(App and web page records)
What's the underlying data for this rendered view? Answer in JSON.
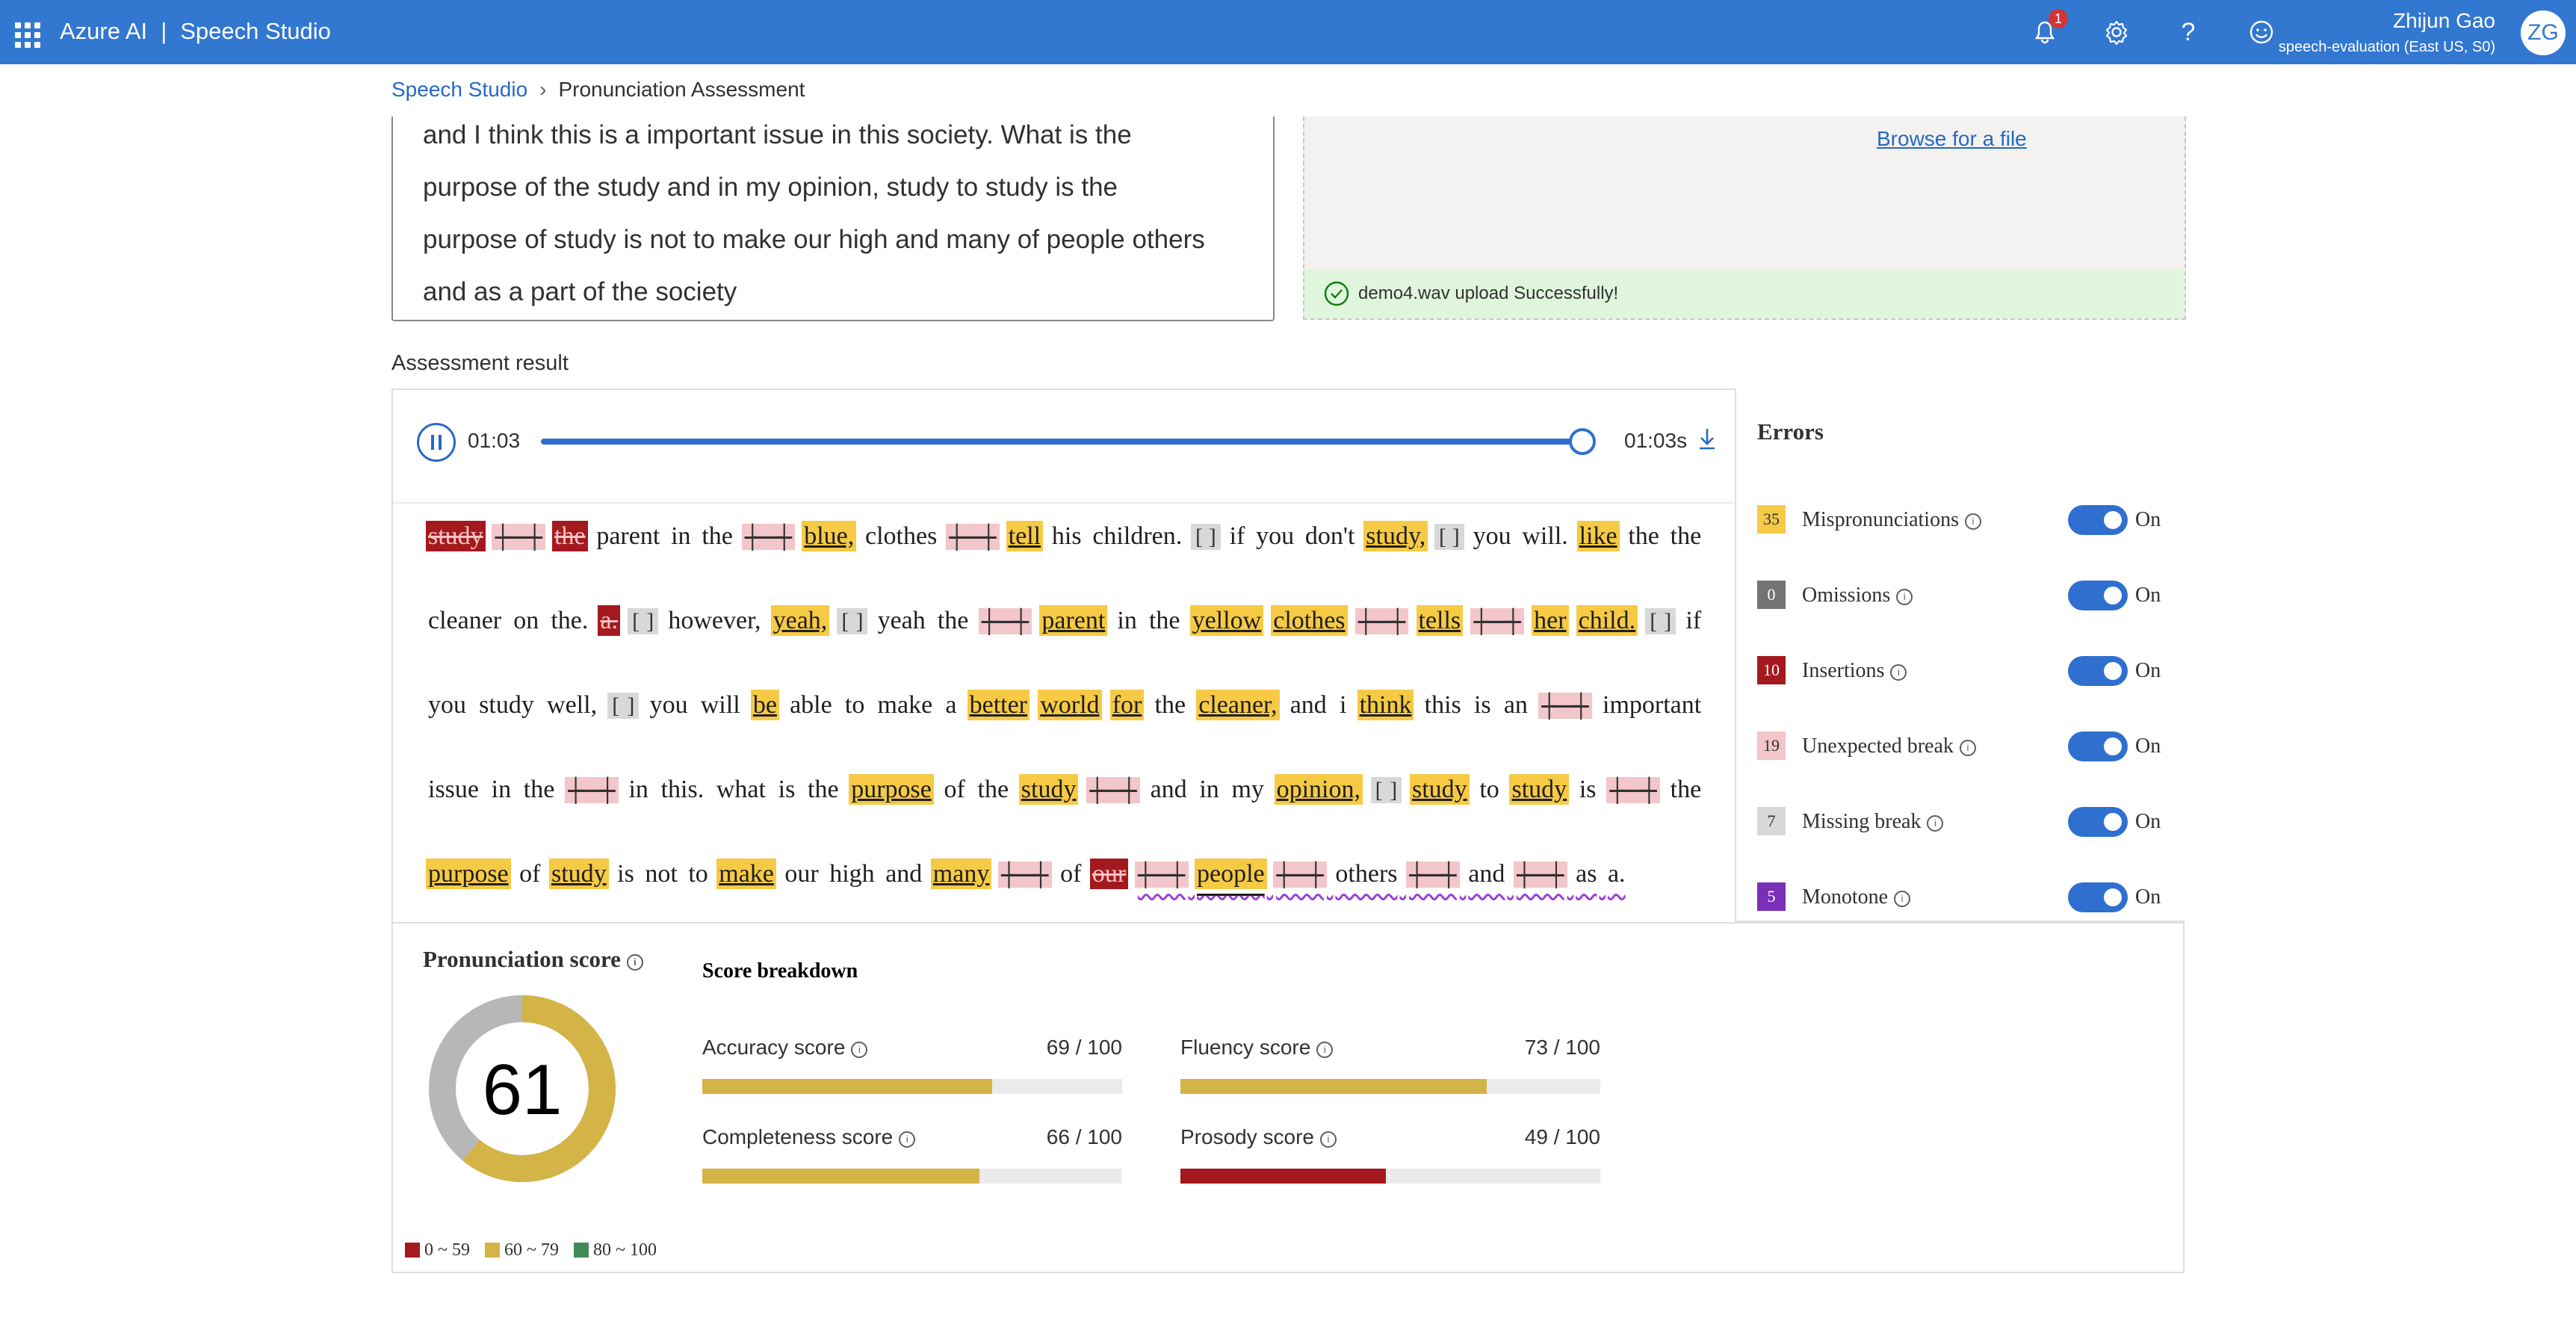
{
  "app": {
    "brand": "Azure AI",
    "product": "Speech Studio",
    "notification_count": "1",
    "user_name": "Zhijun Gao",
    "user_resource": "speech-evaluation (East US, S0)",
    "user_initials": "ZG"
  },
  "breadcrumb": {
    "root": "Speech Studio",
    "current": "Pronunciation Assessment"
  },
  "reference_text": {
    "lines": [
      "and I think this is a important issue in this society. What is the",
      "purpose of the study and in my opinion, study to study is the",
      "purpose of study is not to make our high and many of people others",
      "and as a part of the society"
    ]
  },
  "upload": {
    "browse_label": "Browse for a file",
    "status": "demo4.wav upload Successfully!"
  },
  "assessment": {
    "section_title": "Assessment result",
    "time_current": "01:03",
    "time_total": "01:03s",
    "playback_progress": 1.0
  },
  "transcript": [
    {
      "t": "study",
      "k": "ins"
    },
    {
      "t": "",
      "k": "ub"
    },
    {
      "t": "the",
      "k": "ins"
    },
    {
      "t": "parent",
      "k": "n"
    },
    {
      "t": "in",
      "k": "n"
    },
    {
      "t": "the",
      "k": "n"
    },
    {
      "t": "",
      "k": "ub"
    },
    {
      "t": "blue,",
      "k": "mis"
    },
    {
      "t": "clothes",
      "k": "n"
    },
    {
      "t": "",
      "k": "ub"
    },
    {
      "t": "tell",
      "k": "mis"
    },
    {
      "t": "his",
      "k": "n"
    },
    {
      "t": "children.",
      "k": "n"
    },
    {
      "t": "[ ]",
      "k": "mb"
    },
    {
      "t": "if",
      "k": "n"
    },
    {
      "t": "you",
      "k": "n"
    },
    {
      "t": "don't",
      "k": "n"
    },
    {
      "t": "study,",
      "k": "mis"
    },
    {
      "t": "[ ]",
      "k": "mb"
    },
    {
      "t": "you",
      "k": "n"
    },
    {
      "t": "will.",
      "k": "n"
    },
    {
      "t": "like",
      "k": "mis"
    },
    {
      "t": "the",
      "k": "n"
    },
    {
      "t": "the",
      "k": "n"
    },
    {
      "t": "cleaner",
      "k": "n"
    },
    {
      "t": "on",
      "k": "n"
    },
    {
      "t": "the.",
      "k": "n"
    },
    {
      "t": "a.",
      "k": "ins"
    },
    {
      "t": "[ ]",
      "k": "mb"
    },
    {
      "t": "however,",
      "k": "n"
    },
    {
      "t": "yeah,",
      "k": "mis"
    },
    {
      "t": "[ ]",
      "k": "mb"
    },
    {
      "t": "yeah",
      "k": "n"
    },
    {
      "t": "the",
      "k": "n"
    },
    {
      "t": "",
      "k": "ub"
    },
    {
      "t": "parent",
      "k": "mis"
    },
    {
      "t": "in",
      "k": "n"
    },
    {
      "t": "the",
      "k": "n"
    },
    {
      "t": "yellow",
      "k": "mis"
    },
    {
      "t": "clothes",
      "k": "mis"
    },
    {
      "t": "",
      "k": "ub"
    },
    {
      "t": "tells",
      "k": "mis"
    },
    {
      "t": "",
      "k": "ub"
    },
    {
      "t": "her",
      "k": "mis"
    },
    {
      "t": "child.",
      "k": "mis"
    },
    {
      "t": "[ ]",
      "k": "mb"
    },
    {
      "t": "if",
      "k": "n"
    },
    {
      "t": "you",
      "k": "n"
    },
    {
      "t": "study",
      "k": "n"
    },
    {
      "t": "well,",
      "k": "n"
    },
    {
      "t": "[ ]",
      "k": "mb"
    },
    {
      "t": "you",
      "k": "n"
    },
    {
      "t": "will",
      "k": "n"
    },
    {
      "t": "be",
      "k": "mis"
    },
    {
      "t": "able",
      "k": "n"
    },
    {
      "t": "to",
      "k": "n"
    },
    {
      "t": "make",
      "k": "n"
    },
    {
      "t": "a",
      "k": "n"
    },
    {
      "t": "better",
      "k": "mis"
    },
    {
      "t": "world",
      "k": "mis"
    },
    {
      "t": "for",
      "k": "mis"
    },
    {
      "t": "the",
      "k": "n"
    },
    {
      "t": "cleaner,",
      "k": "mis"
    },
    {
      "t": "and",
      "k": "n"
    },
    {
      "t": "i",
      "k": "n"
    },
    {
      "t": "think",
      "k": "mis"
    },
    {
      "t": "this",
      "k": "n"
    },
    {
      "t": "is",
      "k": "n"
    },
    {
      "t": "an",
      "k": "n"
    },
    {
      "t": "",
      "k": "ub"
    },
    {
      "t": "important",
      "k": "n"
    },
    {
      "t": "issue",
      "k": "n"
    },
    {
      "t": "in",
      "k": "n"
    },
    {
      "t": "the",
      "k": "n"
    },
    {
      "t": "",
      "k": "ub"
    },
    {
      "t": "in",
      "k": "n"
    },
    {
      "t": "this.",
      "k": "n"
    },
    {
      "t": "what",
      "k": "n"
    },
    {
      "t": "is",
      "k": "n"
    },
    {
      "t": "the",
      "k": "n"
    },
    {
      "t": "purpose",
      "k": "mis"
    },
    {
      "t": "of",
      "k": "n"
    },
    {
      "t": "the",
      "k": "n"
    },
    {
      "t": "study",
      "k": "mis"
    },
    {
      "t": "",
      "k": "ub"
    },
    {
      "t": "and",
      "k": "n"
    },
    {
      "t": "in",
      "k": "n"
    },
    {
      "t": "my",
      "k": "n"
    },
    {
      "t": "opinion,",
      "k": "mis"
    },
    {
      "t": "[ ]",
      "k": "mb"
    },
    {
      "t": "study",
      "k": "mis"
    },
    {
      "t": "to",
      "k": "n"
    },
    {
      "t": "study",
      "k": "mis"
    },
    {
      "t": "is",
      "k": "n"
    },
    {
      "t": "",
      "k": "ub"
    },
    {
      "t": "the",
      "k": "n"
    },
    {
      "t": "purpose",
      "k": "mis"
    },
    {
      "t": "of",
      "k": "n"
    },
    {
      "t": "study",
      "k": "mis"
    },
    {
      "t": "is",
      "k": "n"
    },
    {
      "t": "not",
      "k": "n"
    },
    {
      "t": "to",
      "k": "n"
    },
    {
      "t": "make",
      "k": "mis"
    },
    {
      "t": "our",
      "k": "n"
    },
    {
      "t": "high",
      "k": "n"
    },
    {
      "t": "and",
      "k": "n"
    },
    {
      "t": "many",
      "k": "mis"
    },
    {
      "t": "",
      "k": "ub"
    },
    {
      "t": "of",
      "k": "n"
    },
    {
      "t": "our",
      "k": "ins"
    },
    {
      "t": "",
      "k": "ub",
      "m": 1
    },
    {
      "t": "people",
      "k": "mis",
      "m": 1
    },
    {
      "t": "",
      "k": "ub",
      "m": 1
    },
    {
      "t": "others",
      "k": "n",
      "m": 1
    },
    {
      "t": "",
      "k": "ub",
      "m": 1
    },
    {
      "t": "and",
      "k": "n",
      "m": 1
    },
    {
      "t": "",
      "k": "ub",
      "m": 1
    },
    {
      "t": "as",
      "k": "n",
      "m": 1
    },
    {
      "t": "a.",
      "k": "n",
      "m": 1
    }
  ],
  "errors": {
    "title": "Errors",
    "toggle_label": "On",
    "items": [
      {
        "count": "35",
        "label": "Mispronunciations",
        "color": "#f6ca45",
        "text_color": "#323130",
        "enabled": true
      },
      {
        "count": "0",
        "label": "Omissions",
        "color": "#737373",
        "text_color": "#ffffff",
        "enabled": true
      },
      {
        "count": "10",
        "label": "Insertions",
        "color": "#a4191d",
        "text_color": "#ffffff",
        "enabled": true
      },
      {
        "count": "19",
        "label": "Unexpected break",
        "color": "#f2c6cb",
        "text_color": "#323130",
        "enabled": true
      },
      {
        "count": "7",
        "label": "Missing break",
        "color": "#d8d8d8",
        "text_color": "#323130",
        "enabled": true
      },
      {
        "count": "5",
        "label": "Monotone",
        "color": "#7a2fb8",
        "text_color": "#ffffff",
        "enabled": true
      }
    ]
  },
  "pronunciation": {
    "title": "Pronunciation score",
    "score": "61",
    "score_value": 61,
    "breakdown_title": "Score breakdown",
    "scores": [
      {
        "label": "Accuracy score",
        "value": 69,
        "max": 100,
        "display": "69 / 100",
        "color": "#d4b447"
      },
      {
        "label": "Fluency score",
        "value": 73,
        "max": 100,
        "display": "73 / 100",
        "color": "#d4b447"
      },
      {
        "label": "Completeness score",
        "value": 66,
        "max": 100,
        "display": "66 / 100",
        "color": "#d4b447"
      },
      {
        "label": "Prosody score",
        "value": 49,
        "max": 100,
        "display": "49 / 100",
        "color": "#a4191d"
      }
    ],
    "legend": [
      {
        "label": "0 ~ 59",
        "color": "#a4191d"
      },
      {
        "label": "60 ~ 79",
        "color": "#d4b447"
      },
      {
        "label": "80 ~ 100",
        "color": "#3f8a56"
      }
    ],
    "donut_colors": {
      "score": "#d4b447",
      "remainder": "#b7b7b7"
    }
  }
}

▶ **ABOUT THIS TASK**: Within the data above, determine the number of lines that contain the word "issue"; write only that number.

▶ **REPLY TO THE EXERCISE**: 2